Amazon is upgrading its fleet of delivery trucks as it continues to power through the heavy online demands driven by the COVID-19 pandemic. The e-commerce giant ordered more than 2,200 heavy-duty Utilimaster “walk-in” delivery trucks from Shyft Group, a Michigan-based specialty vehicle company, Amazon confirmed to Reuters.
The trucks will be much larger and built to a scale commonly used by Amazon competitors such as FedEx and UPS, both of which are under increasing pressure as the Seattle tech titan comes up with new ways to expand its fulfillment capabilities.
But Amazon has had plenty of pressure on itself to ensure it is fulfilling its one- and two-day deliveries promised to Prime members, who are paying $119 per year for free shipping among other loyalty perks. Orders for food, computers, toys and exercise equipment surged after states issued stay-at-home orders to battle the pandemic, overwhelming Amazon’s network and adding days and even weeks to delivery times.
Consumer demand intensified to such a degree early on during the pandemic that Amazon announced in April it would suspend its upstart “Amazon Shipping” third-party logistics program for non-Amazon packages to prioritize deliveries to Prime customers. Amazon Shipping was available to shippers in a handful of cities including New York, Chicago and Los Angeles. The service was suspended June 5.
Amazon declined to say whether the new fleet would be used to restart that service, which competes directly with UPS and FedEx.
The retail giant has gradually returned to normal operations after inventories and staff shortages but Prime Day, Amazon’s annual discount event typically held in July, has been delayed, though it hosted a fashion summer sale running through the end of July.
Amazon has not indicated when or where the purchased trucks will be deployed.
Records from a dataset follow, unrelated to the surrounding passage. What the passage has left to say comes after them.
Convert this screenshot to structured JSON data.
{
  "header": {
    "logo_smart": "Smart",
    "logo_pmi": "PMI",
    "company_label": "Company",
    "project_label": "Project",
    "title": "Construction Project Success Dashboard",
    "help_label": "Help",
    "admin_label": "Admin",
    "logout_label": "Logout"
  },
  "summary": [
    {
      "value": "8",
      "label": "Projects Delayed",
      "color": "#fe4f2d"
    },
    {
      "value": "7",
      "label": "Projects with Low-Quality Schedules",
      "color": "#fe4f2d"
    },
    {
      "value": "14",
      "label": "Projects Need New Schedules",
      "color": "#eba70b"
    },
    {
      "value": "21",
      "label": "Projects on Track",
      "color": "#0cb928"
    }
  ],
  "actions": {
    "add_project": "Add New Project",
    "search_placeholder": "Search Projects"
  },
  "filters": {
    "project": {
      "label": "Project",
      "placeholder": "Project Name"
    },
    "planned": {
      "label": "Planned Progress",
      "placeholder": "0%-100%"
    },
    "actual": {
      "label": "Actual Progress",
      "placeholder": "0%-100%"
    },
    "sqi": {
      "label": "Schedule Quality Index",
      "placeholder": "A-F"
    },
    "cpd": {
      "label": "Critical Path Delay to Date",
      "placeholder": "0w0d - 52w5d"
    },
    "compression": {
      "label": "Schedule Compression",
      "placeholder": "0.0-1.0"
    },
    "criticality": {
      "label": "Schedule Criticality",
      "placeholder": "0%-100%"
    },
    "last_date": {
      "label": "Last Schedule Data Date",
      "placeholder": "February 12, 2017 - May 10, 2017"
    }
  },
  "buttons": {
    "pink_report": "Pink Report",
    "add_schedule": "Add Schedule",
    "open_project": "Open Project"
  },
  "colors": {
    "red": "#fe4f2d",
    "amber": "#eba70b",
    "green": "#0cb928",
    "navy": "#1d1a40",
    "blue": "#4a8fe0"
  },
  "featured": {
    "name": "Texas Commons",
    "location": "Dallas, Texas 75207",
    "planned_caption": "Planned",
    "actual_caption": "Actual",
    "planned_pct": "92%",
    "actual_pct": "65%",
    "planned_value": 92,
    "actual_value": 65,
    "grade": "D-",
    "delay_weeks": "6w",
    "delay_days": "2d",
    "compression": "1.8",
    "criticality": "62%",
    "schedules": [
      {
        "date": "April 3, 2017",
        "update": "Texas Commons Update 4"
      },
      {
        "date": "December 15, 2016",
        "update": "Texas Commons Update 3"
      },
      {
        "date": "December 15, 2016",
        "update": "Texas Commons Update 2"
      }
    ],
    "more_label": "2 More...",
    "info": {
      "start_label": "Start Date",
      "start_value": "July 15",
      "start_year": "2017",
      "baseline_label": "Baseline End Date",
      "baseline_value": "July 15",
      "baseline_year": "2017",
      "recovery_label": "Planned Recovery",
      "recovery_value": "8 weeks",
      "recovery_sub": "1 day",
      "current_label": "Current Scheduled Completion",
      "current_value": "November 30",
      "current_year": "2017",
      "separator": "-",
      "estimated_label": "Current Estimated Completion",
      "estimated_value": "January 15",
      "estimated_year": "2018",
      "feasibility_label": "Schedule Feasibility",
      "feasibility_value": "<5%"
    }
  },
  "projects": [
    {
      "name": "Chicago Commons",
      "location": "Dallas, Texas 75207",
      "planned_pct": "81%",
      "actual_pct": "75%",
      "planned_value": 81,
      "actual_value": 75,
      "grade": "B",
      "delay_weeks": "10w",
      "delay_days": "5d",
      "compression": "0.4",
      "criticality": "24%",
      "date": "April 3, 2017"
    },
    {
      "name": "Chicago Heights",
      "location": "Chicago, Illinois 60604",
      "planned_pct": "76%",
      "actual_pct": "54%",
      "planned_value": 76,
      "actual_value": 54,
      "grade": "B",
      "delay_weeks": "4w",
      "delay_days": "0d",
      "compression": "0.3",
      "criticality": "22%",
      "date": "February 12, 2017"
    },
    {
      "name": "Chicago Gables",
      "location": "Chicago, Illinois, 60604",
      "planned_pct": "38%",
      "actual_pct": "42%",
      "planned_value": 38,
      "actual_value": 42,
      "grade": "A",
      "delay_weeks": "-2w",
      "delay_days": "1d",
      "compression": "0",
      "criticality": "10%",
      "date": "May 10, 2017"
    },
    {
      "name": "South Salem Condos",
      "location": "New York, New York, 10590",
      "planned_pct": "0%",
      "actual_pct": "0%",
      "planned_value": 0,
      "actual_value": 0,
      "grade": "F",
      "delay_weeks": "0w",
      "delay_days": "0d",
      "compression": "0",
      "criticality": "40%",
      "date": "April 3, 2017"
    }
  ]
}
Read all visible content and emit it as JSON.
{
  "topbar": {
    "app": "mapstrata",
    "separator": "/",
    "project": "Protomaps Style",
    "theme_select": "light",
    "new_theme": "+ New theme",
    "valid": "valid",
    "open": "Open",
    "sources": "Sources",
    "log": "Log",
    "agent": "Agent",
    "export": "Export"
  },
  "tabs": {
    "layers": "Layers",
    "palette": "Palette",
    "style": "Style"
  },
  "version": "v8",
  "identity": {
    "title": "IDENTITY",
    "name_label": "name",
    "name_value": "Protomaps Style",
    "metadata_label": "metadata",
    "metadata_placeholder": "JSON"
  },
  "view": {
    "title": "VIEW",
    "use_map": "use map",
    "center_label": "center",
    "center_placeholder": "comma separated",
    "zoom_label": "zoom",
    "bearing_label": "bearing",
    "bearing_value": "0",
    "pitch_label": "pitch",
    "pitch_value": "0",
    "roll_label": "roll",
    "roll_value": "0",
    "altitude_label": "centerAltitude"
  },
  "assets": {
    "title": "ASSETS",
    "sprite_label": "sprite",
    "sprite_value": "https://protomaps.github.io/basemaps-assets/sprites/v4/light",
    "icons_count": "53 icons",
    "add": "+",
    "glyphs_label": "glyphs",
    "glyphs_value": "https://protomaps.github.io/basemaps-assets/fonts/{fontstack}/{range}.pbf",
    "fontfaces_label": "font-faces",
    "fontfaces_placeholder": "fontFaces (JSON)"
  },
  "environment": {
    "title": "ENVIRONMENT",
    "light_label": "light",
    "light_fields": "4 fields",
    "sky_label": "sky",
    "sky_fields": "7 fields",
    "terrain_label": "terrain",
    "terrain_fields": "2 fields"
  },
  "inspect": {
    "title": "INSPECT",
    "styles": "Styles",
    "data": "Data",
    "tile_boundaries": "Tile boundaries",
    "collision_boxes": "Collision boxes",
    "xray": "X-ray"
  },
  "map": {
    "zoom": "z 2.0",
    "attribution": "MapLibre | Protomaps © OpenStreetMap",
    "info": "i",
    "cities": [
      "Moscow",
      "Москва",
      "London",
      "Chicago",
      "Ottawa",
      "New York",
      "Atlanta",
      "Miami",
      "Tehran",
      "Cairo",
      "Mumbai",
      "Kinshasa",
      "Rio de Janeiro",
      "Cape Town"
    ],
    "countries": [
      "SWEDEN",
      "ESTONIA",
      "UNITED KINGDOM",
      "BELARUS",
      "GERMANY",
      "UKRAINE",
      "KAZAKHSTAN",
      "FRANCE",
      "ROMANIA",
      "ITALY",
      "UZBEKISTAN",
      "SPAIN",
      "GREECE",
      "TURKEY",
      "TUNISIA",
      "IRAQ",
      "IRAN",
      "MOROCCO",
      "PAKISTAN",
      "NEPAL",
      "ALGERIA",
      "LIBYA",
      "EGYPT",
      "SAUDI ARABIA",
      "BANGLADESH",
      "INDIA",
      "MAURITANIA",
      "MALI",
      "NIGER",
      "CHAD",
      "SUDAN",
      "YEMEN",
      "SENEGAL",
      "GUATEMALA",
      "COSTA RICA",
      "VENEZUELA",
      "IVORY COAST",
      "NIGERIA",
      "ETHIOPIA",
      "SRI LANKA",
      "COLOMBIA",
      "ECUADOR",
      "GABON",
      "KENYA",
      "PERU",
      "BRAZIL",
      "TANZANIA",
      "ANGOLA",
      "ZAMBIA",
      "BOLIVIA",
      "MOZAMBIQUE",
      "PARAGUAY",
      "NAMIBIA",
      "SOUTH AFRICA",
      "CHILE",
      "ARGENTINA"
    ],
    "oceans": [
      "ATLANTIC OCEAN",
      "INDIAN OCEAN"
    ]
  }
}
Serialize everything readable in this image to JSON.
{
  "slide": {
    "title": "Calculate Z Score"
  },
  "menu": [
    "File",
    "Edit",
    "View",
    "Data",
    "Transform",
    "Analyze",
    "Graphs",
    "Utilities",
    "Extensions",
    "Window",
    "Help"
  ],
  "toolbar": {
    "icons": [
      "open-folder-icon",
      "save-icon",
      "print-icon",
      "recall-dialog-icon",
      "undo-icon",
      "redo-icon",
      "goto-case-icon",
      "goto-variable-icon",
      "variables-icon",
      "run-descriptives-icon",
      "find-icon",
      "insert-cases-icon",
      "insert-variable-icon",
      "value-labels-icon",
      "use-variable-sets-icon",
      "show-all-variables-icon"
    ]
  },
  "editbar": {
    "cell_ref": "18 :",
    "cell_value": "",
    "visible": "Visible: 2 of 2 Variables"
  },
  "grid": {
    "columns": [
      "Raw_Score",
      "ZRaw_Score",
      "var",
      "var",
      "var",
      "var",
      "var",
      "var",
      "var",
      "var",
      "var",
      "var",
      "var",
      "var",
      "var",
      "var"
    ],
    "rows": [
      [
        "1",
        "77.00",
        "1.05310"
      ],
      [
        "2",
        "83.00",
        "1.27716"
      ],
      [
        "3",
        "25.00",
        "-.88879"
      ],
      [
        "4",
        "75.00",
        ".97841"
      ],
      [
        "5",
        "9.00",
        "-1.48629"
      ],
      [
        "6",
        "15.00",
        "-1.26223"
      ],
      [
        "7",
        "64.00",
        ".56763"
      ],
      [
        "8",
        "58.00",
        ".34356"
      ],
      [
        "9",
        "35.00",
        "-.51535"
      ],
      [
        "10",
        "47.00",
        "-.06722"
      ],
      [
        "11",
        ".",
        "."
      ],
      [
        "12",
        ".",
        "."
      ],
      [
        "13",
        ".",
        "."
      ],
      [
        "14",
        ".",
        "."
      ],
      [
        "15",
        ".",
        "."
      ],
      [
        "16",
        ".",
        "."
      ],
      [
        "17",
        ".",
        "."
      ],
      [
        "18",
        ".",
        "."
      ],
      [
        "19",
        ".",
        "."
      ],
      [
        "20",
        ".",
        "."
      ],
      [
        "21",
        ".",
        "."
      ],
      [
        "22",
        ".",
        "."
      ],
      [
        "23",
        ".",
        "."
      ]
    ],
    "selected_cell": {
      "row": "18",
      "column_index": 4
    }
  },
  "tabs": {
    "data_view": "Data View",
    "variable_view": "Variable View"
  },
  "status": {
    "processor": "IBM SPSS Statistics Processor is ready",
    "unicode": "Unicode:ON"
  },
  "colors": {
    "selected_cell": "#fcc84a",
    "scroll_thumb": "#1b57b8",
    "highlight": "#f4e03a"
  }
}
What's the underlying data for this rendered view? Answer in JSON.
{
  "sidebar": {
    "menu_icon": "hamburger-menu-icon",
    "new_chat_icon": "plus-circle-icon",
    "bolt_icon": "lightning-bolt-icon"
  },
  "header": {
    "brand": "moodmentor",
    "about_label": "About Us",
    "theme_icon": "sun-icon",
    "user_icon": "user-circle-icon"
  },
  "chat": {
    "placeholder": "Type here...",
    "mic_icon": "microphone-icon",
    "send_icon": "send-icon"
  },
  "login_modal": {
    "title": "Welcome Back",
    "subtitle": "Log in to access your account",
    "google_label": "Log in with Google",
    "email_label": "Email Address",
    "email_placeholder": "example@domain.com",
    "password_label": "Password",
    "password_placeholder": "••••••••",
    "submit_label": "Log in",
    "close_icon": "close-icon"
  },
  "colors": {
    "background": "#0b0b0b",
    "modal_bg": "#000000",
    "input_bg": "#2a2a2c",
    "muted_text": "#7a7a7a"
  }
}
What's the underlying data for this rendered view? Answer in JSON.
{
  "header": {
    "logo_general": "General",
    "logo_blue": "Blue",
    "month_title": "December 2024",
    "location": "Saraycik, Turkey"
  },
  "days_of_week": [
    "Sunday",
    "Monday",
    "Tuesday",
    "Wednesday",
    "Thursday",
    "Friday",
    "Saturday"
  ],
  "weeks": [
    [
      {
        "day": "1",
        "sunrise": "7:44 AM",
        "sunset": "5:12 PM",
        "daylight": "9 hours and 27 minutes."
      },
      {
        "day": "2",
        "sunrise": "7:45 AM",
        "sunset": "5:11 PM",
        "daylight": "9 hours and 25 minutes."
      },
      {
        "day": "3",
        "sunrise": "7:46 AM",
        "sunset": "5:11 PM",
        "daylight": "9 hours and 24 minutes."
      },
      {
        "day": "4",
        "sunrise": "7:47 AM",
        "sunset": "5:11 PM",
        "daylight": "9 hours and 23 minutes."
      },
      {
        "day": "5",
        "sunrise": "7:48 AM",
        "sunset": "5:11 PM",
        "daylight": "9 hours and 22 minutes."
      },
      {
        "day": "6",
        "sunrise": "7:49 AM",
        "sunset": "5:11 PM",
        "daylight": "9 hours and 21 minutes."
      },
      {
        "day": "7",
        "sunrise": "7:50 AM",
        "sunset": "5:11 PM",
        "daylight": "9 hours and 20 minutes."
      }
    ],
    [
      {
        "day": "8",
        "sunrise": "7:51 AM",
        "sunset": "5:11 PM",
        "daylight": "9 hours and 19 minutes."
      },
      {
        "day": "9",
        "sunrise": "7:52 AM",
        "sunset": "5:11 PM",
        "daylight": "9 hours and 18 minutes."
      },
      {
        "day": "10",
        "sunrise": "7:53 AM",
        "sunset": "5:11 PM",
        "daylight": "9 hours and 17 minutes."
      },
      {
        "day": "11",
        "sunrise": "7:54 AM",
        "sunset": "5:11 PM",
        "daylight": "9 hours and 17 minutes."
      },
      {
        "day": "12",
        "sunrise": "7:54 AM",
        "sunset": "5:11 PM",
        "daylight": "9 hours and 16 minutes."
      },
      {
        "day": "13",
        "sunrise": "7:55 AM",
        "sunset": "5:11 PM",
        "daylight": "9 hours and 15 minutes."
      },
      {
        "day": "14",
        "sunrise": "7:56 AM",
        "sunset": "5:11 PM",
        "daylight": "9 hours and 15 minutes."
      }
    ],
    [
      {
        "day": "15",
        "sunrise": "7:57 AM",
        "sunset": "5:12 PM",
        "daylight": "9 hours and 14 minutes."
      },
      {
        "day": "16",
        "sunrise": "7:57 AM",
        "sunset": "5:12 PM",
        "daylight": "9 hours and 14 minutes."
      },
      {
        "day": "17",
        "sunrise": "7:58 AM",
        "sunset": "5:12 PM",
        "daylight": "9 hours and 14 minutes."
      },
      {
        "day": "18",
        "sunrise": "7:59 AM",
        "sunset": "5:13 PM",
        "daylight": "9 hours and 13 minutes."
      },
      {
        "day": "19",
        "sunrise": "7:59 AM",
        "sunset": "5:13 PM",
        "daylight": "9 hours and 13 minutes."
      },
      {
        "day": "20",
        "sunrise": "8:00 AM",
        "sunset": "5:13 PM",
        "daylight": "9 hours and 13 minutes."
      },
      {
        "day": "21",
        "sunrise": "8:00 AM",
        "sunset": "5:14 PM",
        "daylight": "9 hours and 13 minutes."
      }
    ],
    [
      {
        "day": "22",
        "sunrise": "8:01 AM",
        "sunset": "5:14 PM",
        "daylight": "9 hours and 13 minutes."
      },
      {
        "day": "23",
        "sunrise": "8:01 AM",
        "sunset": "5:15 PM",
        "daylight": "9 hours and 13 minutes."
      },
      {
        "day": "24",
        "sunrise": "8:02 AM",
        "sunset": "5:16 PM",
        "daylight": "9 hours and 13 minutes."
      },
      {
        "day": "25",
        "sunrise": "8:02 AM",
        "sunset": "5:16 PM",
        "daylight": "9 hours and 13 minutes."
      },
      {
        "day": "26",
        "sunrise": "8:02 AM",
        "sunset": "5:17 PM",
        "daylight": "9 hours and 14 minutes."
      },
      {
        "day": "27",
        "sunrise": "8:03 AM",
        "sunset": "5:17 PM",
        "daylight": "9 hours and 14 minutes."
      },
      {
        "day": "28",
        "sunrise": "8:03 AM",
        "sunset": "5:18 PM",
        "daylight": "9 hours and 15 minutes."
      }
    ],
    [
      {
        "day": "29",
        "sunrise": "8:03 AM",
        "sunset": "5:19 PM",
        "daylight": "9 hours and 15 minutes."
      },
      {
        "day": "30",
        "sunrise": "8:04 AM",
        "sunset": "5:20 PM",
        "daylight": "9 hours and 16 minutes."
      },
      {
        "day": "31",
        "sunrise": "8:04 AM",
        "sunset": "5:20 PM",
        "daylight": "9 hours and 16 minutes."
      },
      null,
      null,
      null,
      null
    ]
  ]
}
The e-commerce giant reportedly purchased the vehicles last year, and has had them parked for months in locations around the U.S., including in Amazon lots in New Jersey and California. The company has not said why it waited so long to roll out the new fleet.
Drivers familiar with the new vehicles told Reuters they can carry more and bigger packages than the Mercedes-Benz, Fiat Chrysler, and Ford vans that Amazon contractors dispatch around the country. Two drivers, who declined to be named, opted not to switch to the new vehicles because they are heavier and more difficult to maneuver than Amazon vans.
The contractors are part of Amazon’s Delivery Service Partner (DSP) program, which launched in 2018 and is made up of small delivery companies across the country, each with networks of approximately 40 vans. The companies pick up packages from Amazon delivery stations and drop them off at doorsteps, enabling the e-commerce giant to outsource last-mile delivery to hundreds of small businesses and avoid many of the costs associated with employment and vehicle upkeep.
Amazon came under fire last year for failing to properly train drivers who work for its fast-growing network of delivery partners. Multiple news outlets published reports detailing Amazon van accidents that resulted in injuries and deaths.
However, the company has made other moves to expand its e-commerce presence on the road (and in the air). On June 26, Amazon purchased self-driving startup Zoox for nearly $1.2 billion. Earlier that month, Amazon leased 12 Boeing 767-300 converted cargo aircraft from Air Transport Services Group (ATSG), expanding its existing fleet of 70 aircraft to 82.
With Amazon likely feeling the heat from Walmart as the company reportedly is set to debut its Walmart+ membership program this month, the continued investments in its wide fulfillment network will only continue. The company’s first-quarter shipping costs, for example, skyrocketed 49 percent to $10.9 billion amid surging pandemic demand.
The first quarter was more than kind to Amazon in terms of sales, with net revenue jumping 26 percent to $75.5 billion. But it was even better for the prospects of brick-and-mortar-based companies like Walmart and Target, which saw online sales grow by 74 percent and 141 percent respectively as shoppers swarmed to essential goods online at the start of the pandemic. Data from Rakuten Intelligence showed that during the COVID-stricken period, Amazon Prime’s share of U.S. online spend—which hovered around 42 percent at the start of 2020—had dropped to 34 percent by mid-April as many consumers bought from whichever company was in stock.